Big themes last week were – again – creativity, measurement & analytics, talent, the battle with advertising and for the ears of CMOs, and the relevance of what we do (dialogue, engagement) to the challenges facing the world.
One recurrent question – again not new – was: is “public relations” the right term for what we do in an integrated, earned/paid/owned/shared digital world? Is “communications” a better term? Does “PR” attract talent or potentially scare it off.
All good questions.
Here’s my take.
I have now been in this business – PR – for 33 years, probably longer than the average lifespan of my colleagues at Weber Shandwick. So I am fairly proud of the term “PR”. That said, part of my career was as a political spin doctor, one of the branches of PR which has brought the profession into some disrepute (not the only one. Look at the celeb publicity industry. Look at the behaviour of brands flouting convention and trust on sustainability etc.)
I am very wedded to the definition of PR in the ‘idiot’s guide’ that my first boss gave me after I failed as a music writer: “public relations is the dialogue between an organisation and its publics”. Dialogue! In a world of rising levels of fear, suspicion, cynicism, scepticism, cultural barriers – isn’t that more relevant than ever??
But – until the social media revolution were we really in the dialogue business? We were largely in the press release business, not that different from the advertising business (except their clients paid for space and they had nicer offices and company cars). Talking at, in broadcast mode, not dialogue.
Then the Internet, and it’s child prodigy social media, arrived. Everything changed.
Now we are still in the earned media business. But we are also in the paid, shared, owned media business. Some of those involve dialogue and engagement.

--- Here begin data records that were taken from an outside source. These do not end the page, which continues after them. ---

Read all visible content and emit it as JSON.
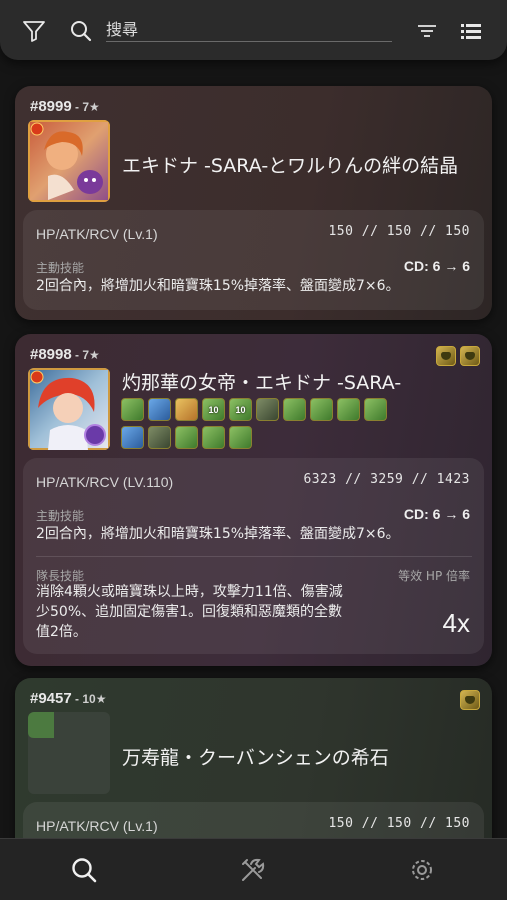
{
  "search": {
    "placeholder": "搜尋",
    "value": ""
  },
  "toolbar": {
    "filter_icon": "filter-icon",
    "search_icon": "search-icon",
    "sort_icon": "sort-icon",
    "list_icon": "list-view-icon"
  },
  "cards": [
    {
      "id": "#8999",
      "rarity": " - 7★",
      "name": "エキドナ -SARA-とワルりんの絆の結晶",
      "stat_label": "HP/ATK/RCV (Lv.1)",
      "stat_values": "150 // 150 // 150",
      "active_label": "主動技能",
      "cd": "CD: 6 → 6",
      "active_desc": "2回合內，將增加火和暗寶珠15%掉落率、盤面變成7×6。"
    },
    {
      "id": "#8998",
      "rarity": " - 7★",
      "name": "灼那華の女帝・エキドナ -SARA-",
      "stat_label": "HP/ATK/RCV (LV.110)",
      "stat_values": "6323 // 3259 // 1423",
      "active_label": "主動技能",
      "cd": "CD: 6 → 6",
      "active_desc": "2回合內，將增加火和暗寶珠15%掉落率、盤面變成7×6。",
      "leader_label": "隊長技能",
      "hp_label": "等效 HP 倍率",
      "leader_desc_1": "消除4顆火或暗寶珠以上時，攻擊力11倍、傷害減",
      "leader_desc_2": "少50%、追加固定傷害1。回復類和惡魔類的全數",
      "leader_desc_3": "值2倍。",
      "multiplier": "4x",
      "awakenings_row1": [
        "10",
        "10"
      ],
      "awakenings_row2": []
    },
    {
      "id": "#9457",
      "rarity": " - 10★",
      "name": "万寿龍・クーバンシェンの希石",
      "stat_label": "HP/ATK/RCV (Lv.1)",
      "stat_values": "150 // 150 // 150"
    }
  ],
  "tabs": {
    "search": "search-tab-icon",
    "tools": "tools-tab-icon",
    "settings": "settings-tab-icon"
  },
  "colors": {
    "accent": "#d3b552",
    "background": "#151515"
  }
}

Most actually. Some don’t. But all require engagement. So we are in the (integrated) communications business.
OK, I am losing myself now!

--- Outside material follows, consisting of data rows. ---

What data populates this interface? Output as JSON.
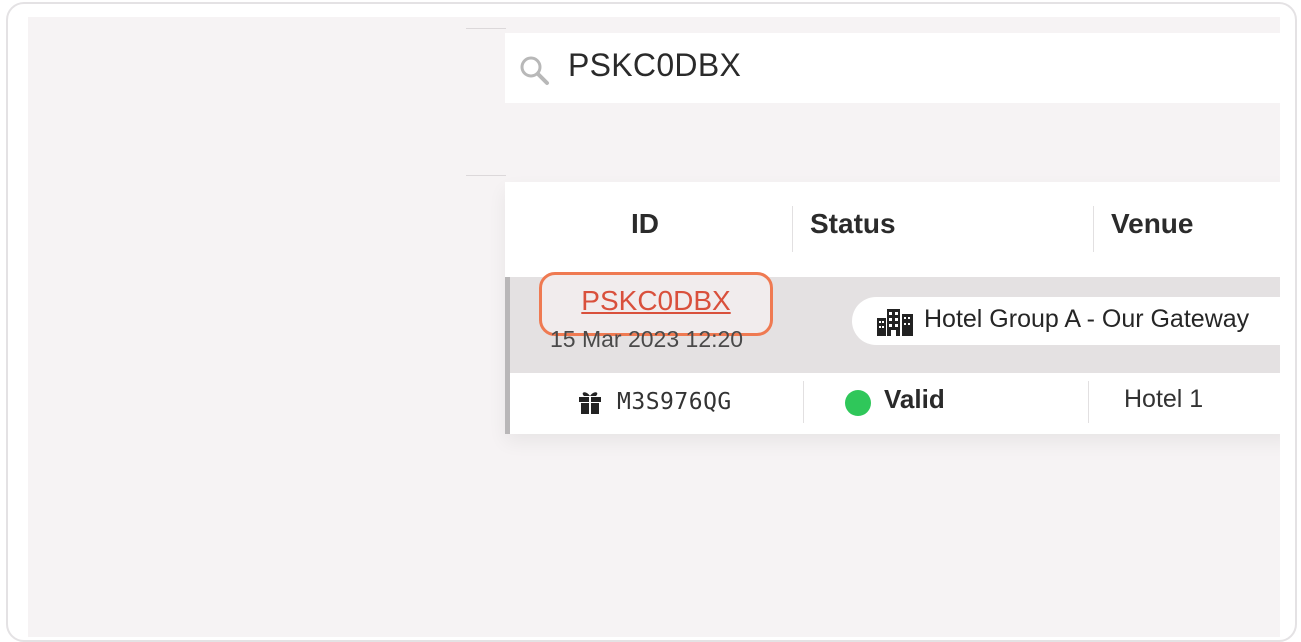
{
  "search": {
    "value": "PSKC0DBX",
    "icon": "search-icon"
  },
  "table": {
    "headers": {
      "id": "ID",
      "status": "Status",
      "venue": "Venue"
    },
    "group_row": {
      "id": "PSKC0DBX",
      "date": "15 Mar 2023 12:20",
      "venue_group": "Hotel Group A - Our Gateway",
      "venue_icon": "building-icon"
    },
    "voucher_row": {
      "icon": "gift-icon",
      "code": "M3S976QG",
      "status": "Valid",
      "status_color": "#2fc75a",
      "venue": "Hotel 1"
    }
  },
  "colors": {
    "highlight_border": "#ef7a52",
    "link": "#d9503c",
    "selected_row_bg": "#e4e1e2"
  }
}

You get my drift.
Kinda angels on the head of a pin stuff.
But is it? PR has a reputation problem. Some of this is our fault, we haven’t focussed enough in recent history on things like measurement and ROI (impact on our clients’ or employer’s business as opposed to image and media profile), innovation, creativity. Caricatures like the PRs in Sex & the City, The Thick of It, VEEP, Ab Fab etc were partly based on the way some of our practitioners liked to prance and preen themselves in front of the media and opinion leaders, who then took sweet revenge. That problematic reputation still hampers our attempts to recruit talent from diverse industries and communities.
So maybe “communications” is a better way to go.

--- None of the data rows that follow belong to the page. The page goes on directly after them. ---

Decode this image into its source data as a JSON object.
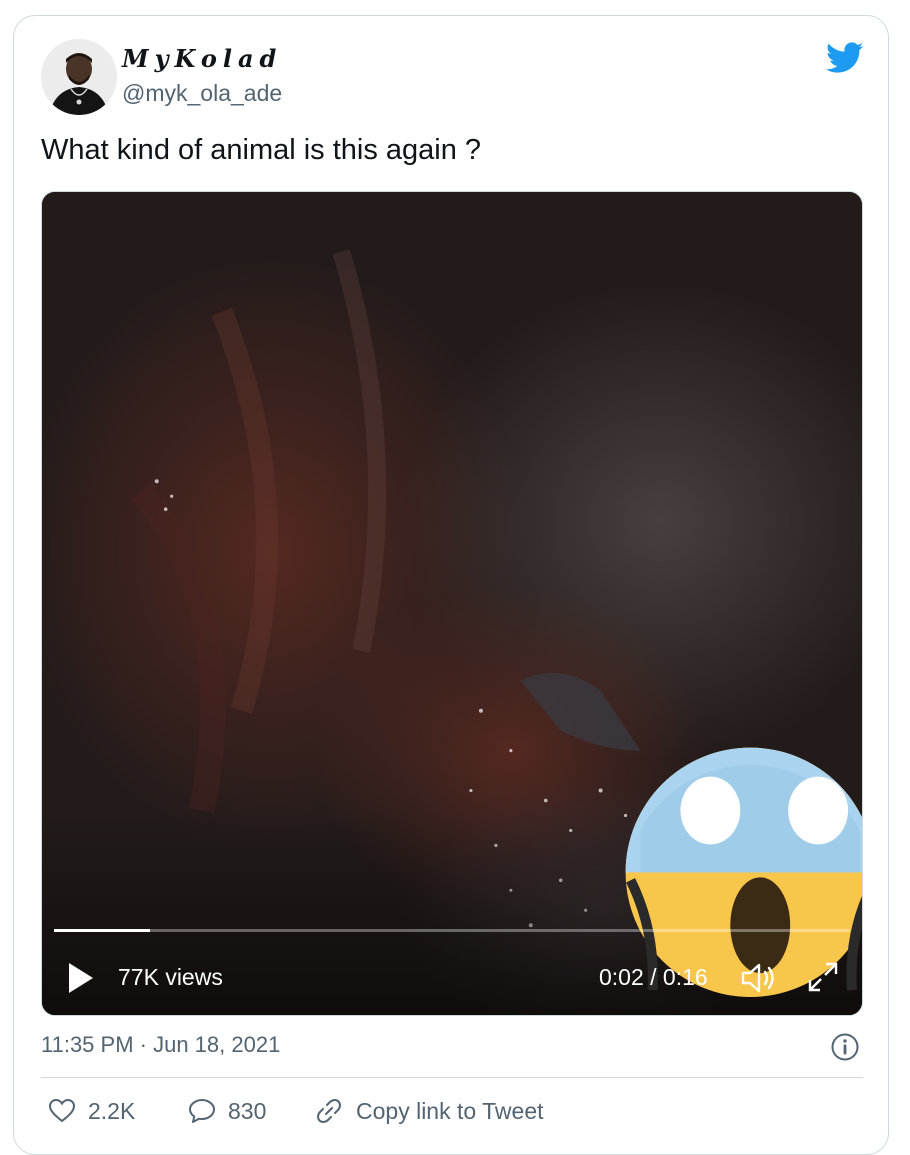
{
  "author": {
    "display_name": "MyKolad",
    "handle": "@myk_ola_ade"
  },
  "tweet": {
    "text": "What kind of animal is this again ?",
    "timestamp": "11:35 PM · Jun 18, 2021"
  },
  "video": {
    "views": "77K views",
    "time": "0:02 / 0:16",
    "progress_fraction": 0.12
  },
  "actions": {
    "likes": "2.2K",
    "replies": "830",
    "copy_link": "Copy link to Tweet"
  },
  "colors": {
    "twitter_blue": "#1d9bf0",
    "text_primary": "#0f1419",
    "text_secondary": "#536471",
    "border": "#cfd9de"
  },
  "icons": {
    "brand": "twitter-bird-icon",
    "play": "play-icon",
    "volume": "volume-icon",
    "fullscreen": "fullscreen-icon",
    "info": "info-icon",
    "like": "heart-icon",
    "reply": "reply-bubble-icon",
    "link": "link-icon"
  }
}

But if we stick to our principles, our founding tenets as an industry – see the “dialogue” definition above – then we should be proud to be part of the industry.
After all, PR is both growing as well as growing in influence. Almost 60% of senior in house CCOs now report to the CEO or chairman or board, which is up 10% on less than a decade ago. 35% of global CCOs now have responsibility for brand communications as well as corporate comms – the rise of the CCMO.
So, are we in PR or communications? Does it matter?
Imagine the conversation at a dinner party, or with your mum.
“And what do you do?”
“I’m in PR.”
“Actually I’m in the communications business.”
“You sell phones?”
Go on, you decide.